## INFORMATION SHOWN
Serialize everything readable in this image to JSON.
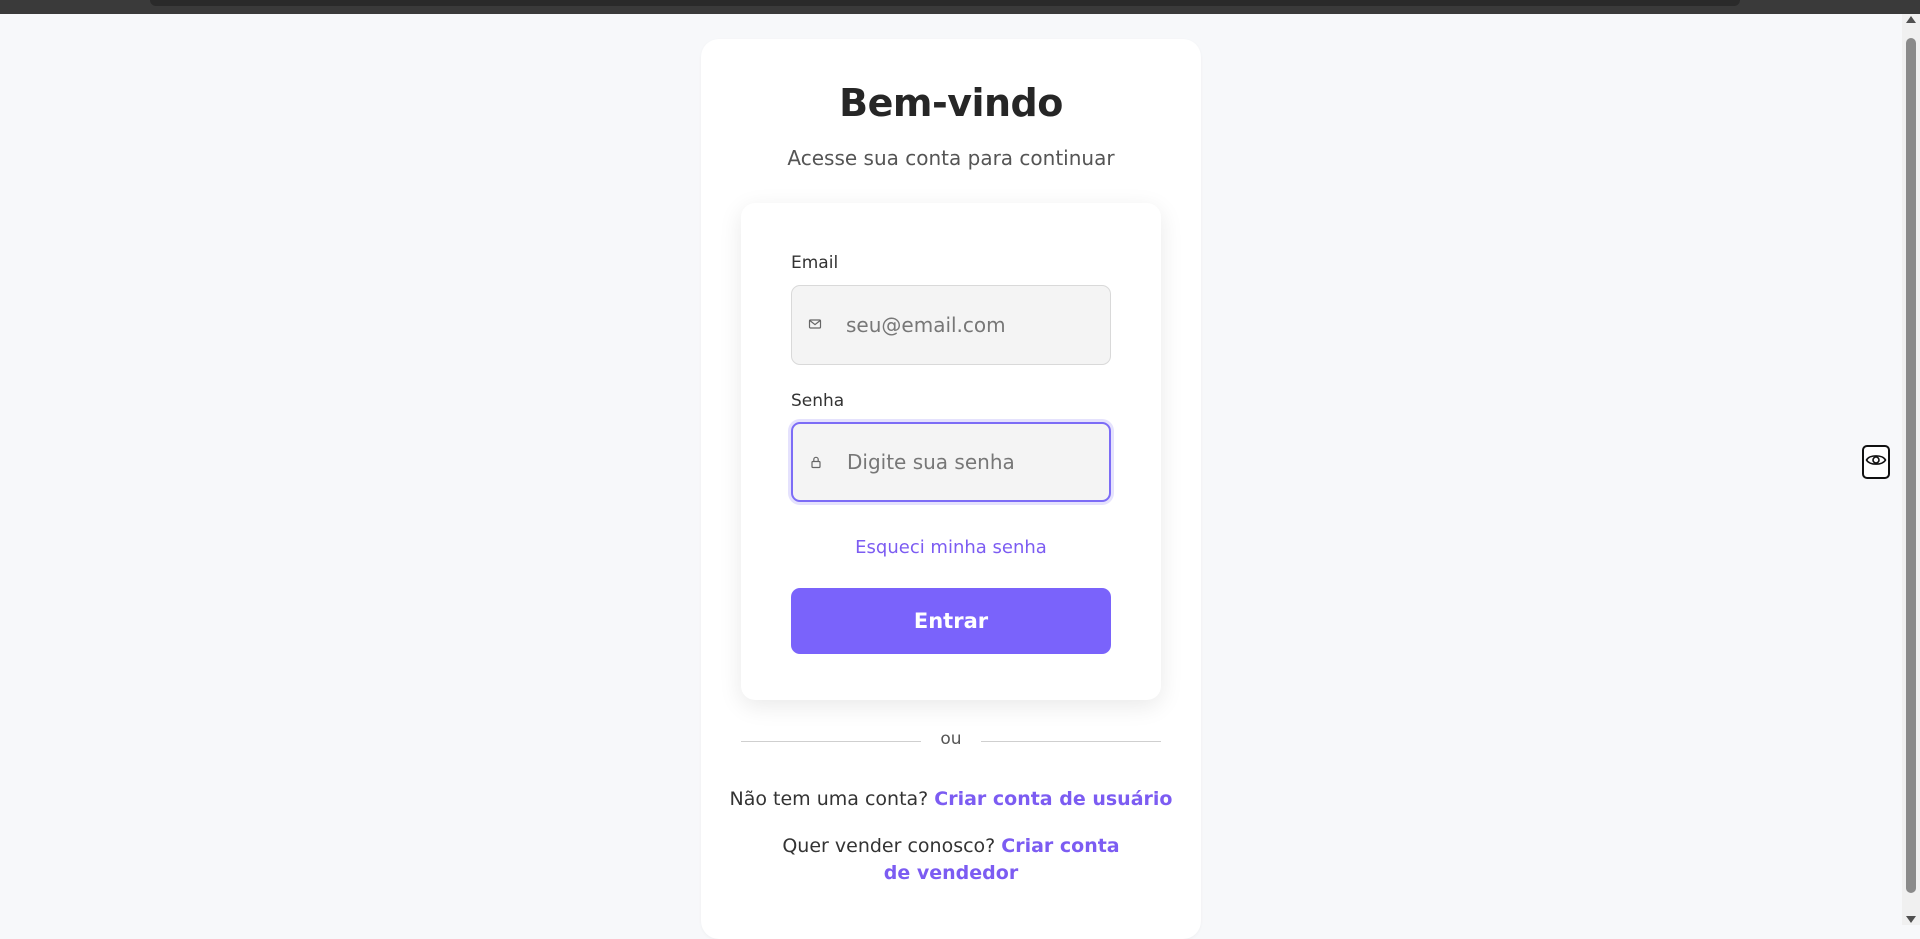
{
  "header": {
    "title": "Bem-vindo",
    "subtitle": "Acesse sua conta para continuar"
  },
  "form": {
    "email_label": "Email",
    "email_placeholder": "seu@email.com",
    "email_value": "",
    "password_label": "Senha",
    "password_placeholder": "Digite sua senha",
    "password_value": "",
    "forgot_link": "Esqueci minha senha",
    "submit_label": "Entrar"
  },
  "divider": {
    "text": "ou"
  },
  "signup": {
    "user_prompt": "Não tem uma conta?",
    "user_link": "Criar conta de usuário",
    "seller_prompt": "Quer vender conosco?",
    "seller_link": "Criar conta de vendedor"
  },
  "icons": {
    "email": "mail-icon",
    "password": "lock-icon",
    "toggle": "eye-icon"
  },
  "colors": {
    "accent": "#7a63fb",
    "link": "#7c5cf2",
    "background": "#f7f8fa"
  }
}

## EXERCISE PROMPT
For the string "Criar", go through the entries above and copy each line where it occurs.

## THE ANSWER
    "user_link": "Criar conta de usuário",
    "seller_link": "Criar conta de vendedor"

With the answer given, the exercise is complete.